An action-packed life, complete devotion, a great misfortune in love and a horrific accident sounds more like a movie than someone’s life. 

A Brief Bio

Frida Kahlo was born on July 6, 1907, in Mexico City. Kahlo suffered from ill health as a child, after contracting polio at age 6 that left her with a limp.

Before her painting career, she aimed for a career in natural sciences, but her dreams were dashed when the train she was in collided with a car, giving her near-fatal injuries and great pains that she would suffer throughout her life. She was paralyzed for three months and in isolation.

Armed with a few brushes, an array of oil paints and a special easel that allowed her to paint whilst still in bed, she created some iconic and beautiful pieces. Her artwork is sought after by fans and art collectors for high prices, the highest being $8 million, the most for any Latin-American artist. 

Her marriage to Diego Rivera, another famous artist, was an unhappy and tumultuous one. 

Painting Style

Frida Kahlo once said, ‘I never painted dreams. I painted my own reality’. This perfectly describes her painting style, one drawn from her personal pain and tragedies, paintings raw and full of emotion. She is a self-taught artist known for her self-portraits (out of the 143 paintings she painted 55 were self-portraits).

Her Mexican heritage was something very important to her, evident in many of her paintings. Aside from her strong sense of Mexican pride, various references to religion were also included, particularly Christianity and Judaism, which reference to her mixed German and Jewish ancestry. 

Her Legacy and Lost Painting       

Frida Kahlo’s self-portrait, ‘Girl with Necklace’, has resurfaced after 60 years of it being hidden from the public eye, previously only known by a black-and-white photograph. It was gifted to one of Kahlo’s nurses from her husband who assisted her during the last years of her life. To add further excitement, the oil painting is said to be in ‘excellent condition’, with the vibrancy of the colors still intact.

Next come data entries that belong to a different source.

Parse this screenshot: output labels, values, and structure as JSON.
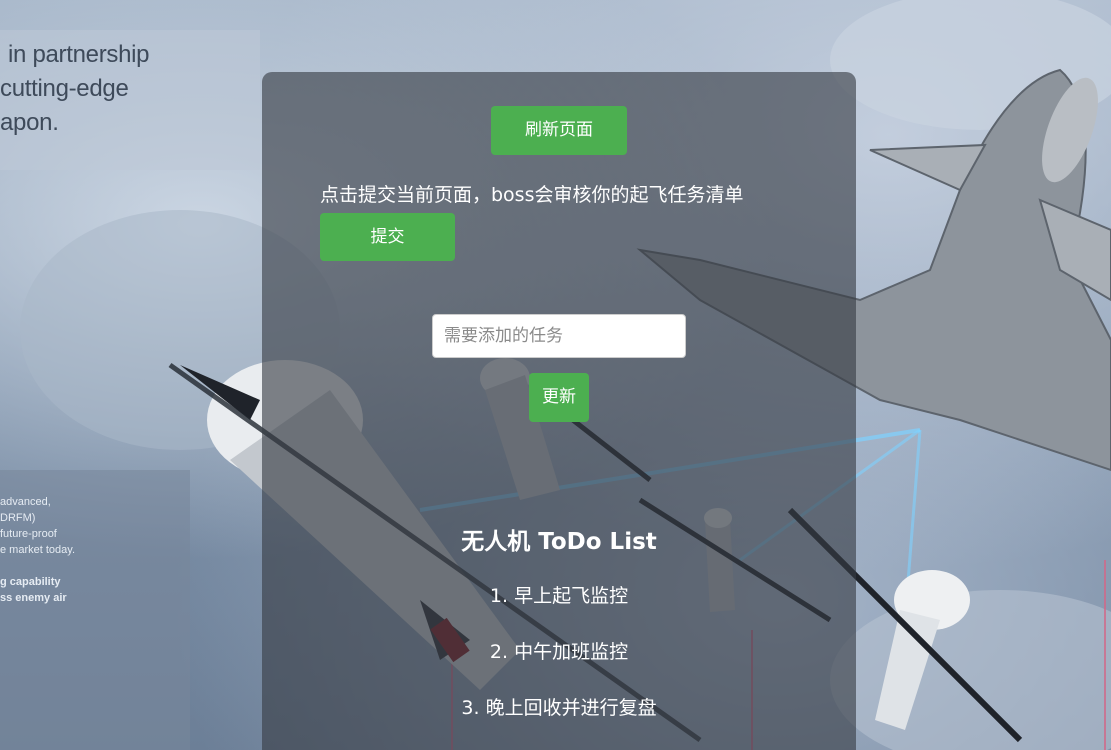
{
  "background": {
    "brochure_top_lines": [
      "in partnership",
      "cutting-edge",
      "apon."
    ],
    "brochure_bottom_lines": [
      {
        "text": "advanced,",
        "bold": false
      },
      {
        "text": "DRFM)",
        "bold": false
      },
      {
        "text": "future-proof",
        "bold": false
      },
      {
        "text": "e market today.",
        "bold": false
      },
      {
        "text": "",
        "bold": false
      },
      {
        "text": "g capability",
        "bold": true
      },
      {
        "text": "ss enemy air",
        "bold": true
      }
    ]
  },
  "card": {
    "refresh_label": "刷新页面",
    "hint_text": "点击提交当前页面，boss会审核你的起飞任务清单",
    "submit_label": "提交",
    "task_input": {
      "placeholder": "需要添加的任务",
      "value": ""
    },
    "update_label": "更新",
    "list_title": "无人机 ToDo List",
    "todos": [
      "1. 早上起飞监控",
      "2. 中午加班监控",
      "3. 晚上回收并进行复盘"
    ]
  },
  "colors": {
    "button_green": "#4caf50",
    "card_overlay": "rgba(55,60,68,0.62)"
  }
}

Like any Frida Kahlo painting, this self-portrait is said to have ‘a feeling of warmth and closeness’. This discovery of Kahlo’s painting is significant, as only ten percent of her work is available in America due to complex and strict export laws in Mexico. Her works are declared as ‘artistic monuments’ by the Mexican president and any works painted in Mexico must remain in Mexico. These strict laws have produced numerous fakes of Kahlo’s work.

To many, Frida Kahlo’s paintings might be uncomfortable to look at – it taps into pain, a vulnerable human emotion. Her legacy lives on till this day, as not only a renowned female artist of color but also as a person who broke cultural and societal barriers.